Synthesis and Molecular Modeling of Oligopeptides

DeRosa University Center, Room 211 A/B

Peptides are building blocks for enzymes that perform almost all functions in a living organism. The peptide’s shape or conformation is critical to its function. This research project is part of a larger study to evaluate how peptide conformations are influenced by having basic or acid amino acid residues on different positions within a peptide. A group of peptides with different sequences of lysine, diaminopriopionic acid, alanine, and glycine, such as Ac-Lys-Gly3 and Ac- Ala3-Dap, were synthesized. These peptides were synthesized using the solid phase peptide synthesis (SPPS) method.
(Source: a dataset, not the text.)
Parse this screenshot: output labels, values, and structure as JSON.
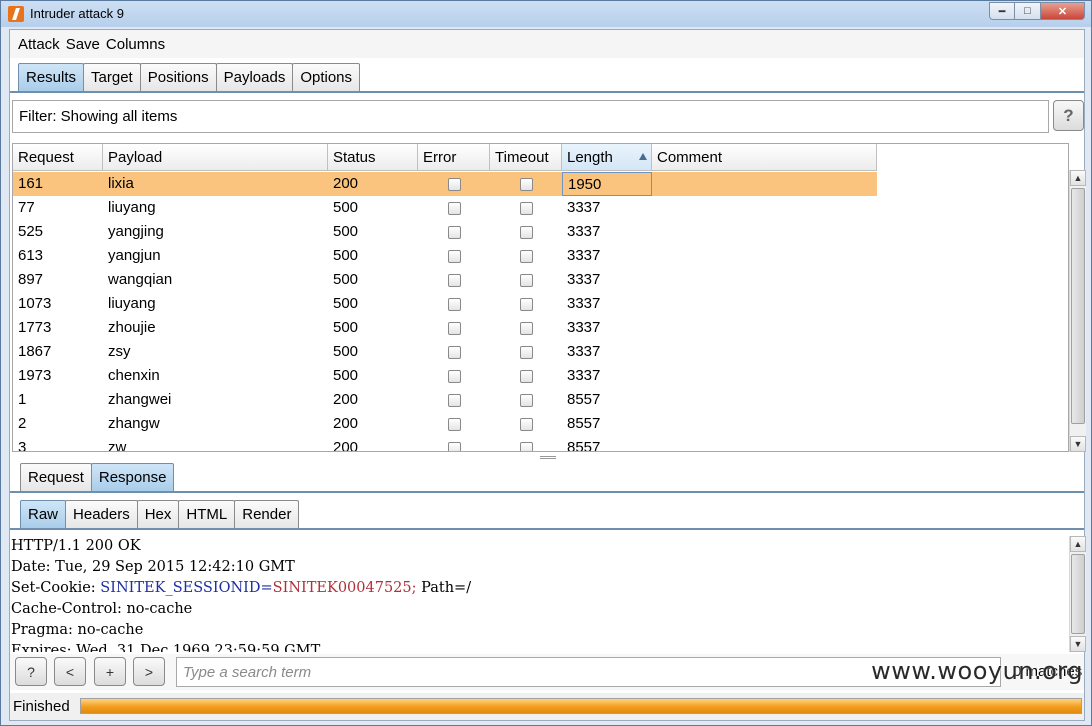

SPPS started with a solid anchor and amino acids are added one by one to build a fully sequenced peptide. The peptide's sequence is verified by Mass Spectrometry analysis. The three-dimensional structures of the peptides were examined through molecular modeling. Using a combination of Spartan and Gaussian computational programs, a large number of conformations were examined and the most stable conformers were collected and their energies were calculated. Proton affinities (PA), a measure of basic strength, were calculated from the most stable conformers. As preliminary data show, lysine-polyglycine peptide, with the basic residue at the beginning, adapts a globular shape. The polyglycine-lysine peptide adapts a more structured helical conformation with the basic residue at the end. This suggests that with a basic residue lysine at the end of the peptide is important for the helical conformation.